Folks – my wonderful, loving, and kind – oh so sweet, dear, husband – decided to take out about $150K in loans. Which brings our grand debt total to $171K after graduation. Yep – you read that right. That’s $171,000 in pure student loan debt. But, don’t let me forget the interest (at an average rate of 6.8% that’s accruing rather quickly).
You know when you can’t stop thinking about something – it’s just always nagging at you – right there in the back of your brain. Every now and then it rears it’s ugly head just to remind you that you’re stuck. That’s the way the debt feels to me. It’s a backpack full of bricks that’s on my shoulders every moment of every day. (I really should go and get more massages...)
When I say that I’m passionate about paying off debt – that’s an understatement. I started this blog to help pay down debt. I save on just about everything that I can including laundry detergent, softener, and dryer sheets (check out those awesome DIY’s). We’ve cut back costs on just about everything that we can to help pay down our debt as quickly as possible. Including car insurance, internet, phone bill, and more. We've actually been able to save $648 in one year by calling and asking for a lower payment plan!
So far, we’ve paid off close to $13K of my debt in about 8 months by saving every penny we can and putting every dollar earned from this blog (wanna start your own blog and earn an income from it? Click here!) and our Etsy shops (selling vintage clothing and digital downloads). Which – I’m so thankful for making a small dent into our loans but it doesn’t seem to be moving as quickly as I would like it to. (Ha! I wish I could have all our debt paid off by tomorrow – but realistically – that’s not how it’s going to work).
So – you young millennials. If you heed any advice at all in your life right now – heed this: Please think wisely about the amount of student loans that you pull out. Do the best that you can to not pull out any loans at all.
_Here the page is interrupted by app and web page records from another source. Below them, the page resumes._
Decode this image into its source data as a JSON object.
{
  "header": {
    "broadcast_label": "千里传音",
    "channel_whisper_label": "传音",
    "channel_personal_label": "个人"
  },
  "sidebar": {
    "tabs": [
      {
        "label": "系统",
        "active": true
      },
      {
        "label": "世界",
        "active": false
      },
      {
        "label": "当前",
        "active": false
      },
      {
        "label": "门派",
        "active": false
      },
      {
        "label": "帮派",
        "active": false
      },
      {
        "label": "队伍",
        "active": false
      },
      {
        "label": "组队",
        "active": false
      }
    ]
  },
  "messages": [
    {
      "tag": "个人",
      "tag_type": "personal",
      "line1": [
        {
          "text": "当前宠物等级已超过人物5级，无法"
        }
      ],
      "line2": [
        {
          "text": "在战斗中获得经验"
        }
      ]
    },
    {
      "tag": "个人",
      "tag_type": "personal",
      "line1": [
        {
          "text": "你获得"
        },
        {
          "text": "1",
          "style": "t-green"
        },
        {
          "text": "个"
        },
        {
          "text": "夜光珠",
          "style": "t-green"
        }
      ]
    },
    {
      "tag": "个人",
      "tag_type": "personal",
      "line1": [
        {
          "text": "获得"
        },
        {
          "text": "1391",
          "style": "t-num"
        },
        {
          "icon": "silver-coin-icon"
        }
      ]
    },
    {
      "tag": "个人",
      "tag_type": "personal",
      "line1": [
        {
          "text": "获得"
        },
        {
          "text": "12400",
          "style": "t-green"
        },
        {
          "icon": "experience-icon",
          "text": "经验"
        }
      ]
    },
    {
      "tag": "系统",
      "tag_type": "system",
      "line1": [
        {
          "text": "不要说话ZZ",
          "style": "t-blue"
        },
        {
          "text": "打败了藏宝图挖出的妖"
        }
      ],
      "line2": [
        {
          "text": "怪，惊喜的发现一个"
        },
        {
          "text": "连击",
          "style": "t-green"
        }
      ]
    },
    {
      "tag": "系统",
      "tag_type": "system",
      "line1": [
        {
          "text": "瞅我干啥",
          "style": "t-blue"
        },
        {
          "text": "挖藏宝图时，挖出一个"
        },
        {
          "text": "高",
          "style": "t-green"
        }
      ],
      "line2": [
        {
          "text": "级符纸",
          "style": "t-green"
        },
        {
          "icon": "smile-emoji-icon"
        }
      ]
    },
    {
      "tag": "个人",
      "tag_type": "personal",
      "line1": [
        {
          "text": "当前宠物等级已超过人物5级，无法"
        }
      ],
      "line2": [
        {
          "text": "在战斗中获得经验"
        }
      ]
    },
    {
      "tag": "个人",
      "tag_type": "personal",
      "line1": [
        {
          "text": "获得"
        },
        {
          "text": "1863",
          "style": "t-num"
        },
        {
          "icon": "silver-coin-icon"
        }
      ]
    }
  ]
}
You’ll thank yourself in 4 years – trust.
Be sure that you know what you love doing and don't be surprised if your passion changes as the years pass. I know mine did. So did my husbands. Be aware of what you’re doing to yourself financially and emotionally while you’re making this huge lifestyle change.
So, my friends. This is a story about paying off debt as a recent graduate and learning how to live on a tight budget now, so in the future we can do the things that we desperately want to do like buy a tiny home and travel the US. But – in time, my friends.
So, grab a beer – and drink with me. Cheers to this debt journey.
To hell with it.